STAFF at the Wee County's HMP Glenochil could go on strike for the first time in seven years if they vote to join colleagues across Scotland.

The Prison Officers' Association Scotland last Friday, May 10, unanimously voted to ballot for industrial action over a "long-standing" dispute with employers, involving terms and conditions as well as pay.

Issues with overcrowding at Scottish prisons as well as increasing violence were said to be "a factor" that affects the "mood and atmosphere" as well as the "level of frustration amongst the membership" of the trade union, according to association chairman Phil Fairlie.

Mr Fairlie, a former Wee County councillor, wanted to make clear the industrial action is about salaries.

He told the Advertiser "Prison officers have been subject to public sector pay, which has been governed by austerity measures for the last decade.

"We have long since been arguing for a proper pay rise for prison officers and it's ever been forthcoming."

Delegates at last week's conference decided they will ask their branches whether members would like to go on strike over the issue, meaning nothing is set in stone yet.

However, Mr Fairlie – who used to represent Clackmannanshire Central, but stepped down partly to focus on his chairmanship in the trade union – reckons the mood among prison staff is pointing to one direction.

He said: "It's a foregone conclusion; membership will absolutely vote to go on strike if we can't make progress in the pay talks that are ongoing at the moment.

"The delegates from Glenochil prison were at the conference today and they voted alongside every other branch – every other prison in the country – to support the call for industrial action.

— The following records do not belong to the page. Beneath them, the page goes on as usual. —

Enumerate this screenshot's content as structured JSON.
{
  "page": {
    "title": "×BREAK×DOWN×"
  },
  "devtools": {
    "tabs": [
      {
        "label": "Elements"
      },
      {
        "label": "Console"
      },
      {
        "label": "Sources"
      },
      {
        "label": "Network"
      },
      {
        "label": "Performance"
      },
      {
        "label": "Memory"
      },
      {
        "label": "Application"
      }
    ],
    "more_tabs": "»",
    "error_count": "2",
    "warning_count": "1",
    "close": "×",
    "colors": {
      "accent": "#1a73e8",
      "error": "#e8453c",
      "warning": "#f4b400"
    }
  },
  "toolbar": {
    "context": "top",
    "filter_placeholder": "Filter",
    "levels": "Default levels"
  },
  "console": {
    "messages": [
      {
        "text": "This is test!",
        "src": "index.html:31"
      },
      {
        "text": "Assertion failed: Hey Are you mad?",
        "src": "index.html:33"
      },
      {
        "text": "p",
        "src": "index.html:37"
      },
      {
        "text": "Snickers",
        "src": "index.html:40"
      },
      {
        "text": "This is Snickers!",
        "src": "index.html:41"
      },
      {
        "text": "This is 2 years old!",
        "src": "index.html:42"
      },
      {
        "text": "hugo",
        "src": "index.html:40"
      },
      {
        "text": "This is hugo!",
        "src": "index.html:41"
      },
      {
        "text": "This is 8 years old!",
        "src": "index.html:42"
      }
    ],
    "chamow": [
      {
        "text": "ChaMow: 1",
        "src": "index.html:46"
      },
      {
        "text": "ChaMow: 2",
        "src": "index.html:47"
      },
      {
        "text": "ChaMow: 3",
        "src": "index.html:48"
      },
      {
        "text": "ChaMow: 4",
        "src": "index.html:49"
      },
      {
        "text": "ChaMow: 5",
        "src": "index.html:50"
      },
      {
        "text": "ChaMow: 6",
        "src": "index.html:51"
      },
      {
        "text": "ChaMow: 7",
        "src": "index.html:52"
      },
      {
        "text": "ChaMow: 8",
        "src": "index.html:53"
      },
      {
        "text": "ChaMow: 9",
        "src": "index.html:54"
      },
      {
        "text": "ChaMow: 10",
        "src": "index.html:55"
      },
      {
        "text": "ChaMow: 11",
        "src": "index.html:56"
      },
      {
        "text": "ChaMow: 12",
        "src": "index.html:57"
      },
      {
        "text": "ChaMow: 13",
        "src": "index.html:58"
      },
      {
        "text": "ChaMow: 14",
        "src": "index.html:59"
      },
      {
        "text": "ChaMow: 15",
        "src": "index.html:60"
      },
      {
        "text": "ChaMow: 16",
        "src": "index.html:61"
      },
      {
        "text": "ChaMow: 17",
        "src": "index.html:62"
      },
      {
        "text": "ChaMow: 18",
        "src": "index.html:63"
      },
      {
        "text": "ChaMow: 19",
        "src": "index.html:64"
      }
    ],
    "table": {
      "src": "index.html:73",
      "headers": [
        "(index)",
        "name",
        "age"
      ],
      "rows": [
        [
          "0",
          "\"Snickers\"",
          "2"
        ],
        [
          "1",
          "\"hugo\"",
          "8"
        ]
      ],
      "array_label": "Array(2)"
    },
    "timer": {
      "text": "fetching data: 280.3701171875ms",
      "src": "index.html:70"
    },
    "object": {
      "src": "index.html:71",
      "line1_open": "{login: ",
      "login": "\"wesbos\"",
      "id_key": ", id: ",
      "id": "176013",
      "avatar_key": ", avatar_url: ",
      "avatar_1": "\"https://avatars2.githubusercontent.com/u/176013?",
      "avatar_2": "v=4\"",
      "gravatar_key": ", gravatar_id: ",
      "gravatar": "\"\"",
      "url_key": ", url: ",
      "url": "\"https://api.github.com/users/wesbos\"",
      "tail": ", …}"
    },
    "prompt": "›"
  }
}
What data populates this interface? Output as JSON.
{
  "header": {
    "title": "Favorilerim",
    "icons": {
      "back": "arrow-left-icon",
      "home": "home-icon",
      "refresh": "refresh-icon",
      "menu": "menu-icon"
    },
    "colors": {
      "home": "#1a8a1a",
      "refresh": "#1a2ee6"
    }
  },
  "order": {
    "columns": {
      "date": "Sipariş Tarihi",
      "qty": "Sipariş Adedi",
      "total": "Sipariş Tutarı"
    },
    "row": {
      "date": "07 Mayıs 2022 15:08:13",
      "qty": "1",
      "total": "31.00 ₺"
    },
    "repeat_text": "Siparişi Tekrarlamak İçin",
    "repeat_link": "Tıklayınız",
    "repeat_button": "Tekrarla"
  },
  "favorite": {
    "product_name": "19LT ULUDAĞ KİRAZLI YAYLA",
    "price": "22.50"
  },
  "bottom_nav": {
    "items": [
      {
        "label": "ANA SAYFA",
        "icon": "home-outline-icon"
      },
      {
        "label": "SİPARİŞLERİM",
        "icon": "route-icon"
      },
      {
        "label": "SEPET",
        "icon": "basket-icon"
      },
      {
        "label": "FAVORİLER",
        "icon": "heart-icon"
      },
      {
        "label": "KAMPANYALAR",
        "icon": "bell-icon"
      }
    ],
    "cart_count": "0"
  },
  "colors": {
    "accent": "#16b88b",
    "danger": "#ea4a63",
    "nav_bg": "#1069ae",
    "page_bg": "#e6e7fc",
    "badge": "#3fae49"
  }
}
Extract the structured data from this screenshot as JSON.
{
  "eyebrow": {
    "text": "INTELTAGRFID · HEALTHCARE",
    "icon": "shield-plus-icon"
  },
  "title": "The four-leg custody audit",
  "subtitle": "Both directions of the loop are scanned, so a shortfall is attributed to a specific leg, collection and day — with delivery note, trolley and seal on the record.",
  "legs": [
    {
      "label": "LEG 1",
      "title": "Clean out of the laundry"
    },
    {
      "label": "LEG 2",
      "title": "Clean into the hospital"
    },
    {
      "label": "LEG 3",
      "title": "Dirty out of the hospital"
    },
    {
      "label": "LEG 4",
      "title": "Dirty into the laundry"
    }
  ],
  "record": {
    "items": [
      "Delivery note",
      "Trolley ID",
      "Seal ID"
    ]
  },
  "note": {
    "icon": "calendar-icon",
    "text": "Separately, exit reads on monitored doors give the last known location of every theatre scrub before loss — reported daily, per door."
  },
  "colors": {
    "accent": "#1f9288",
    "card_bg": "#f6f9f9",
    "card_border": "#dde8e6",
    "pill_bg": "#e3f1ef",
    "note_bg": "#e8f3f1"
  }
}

"I've been in the prison service coming up to 30 years and I've never know the morale to be as low as it is at the moment, and that includes staff inside Glenochil."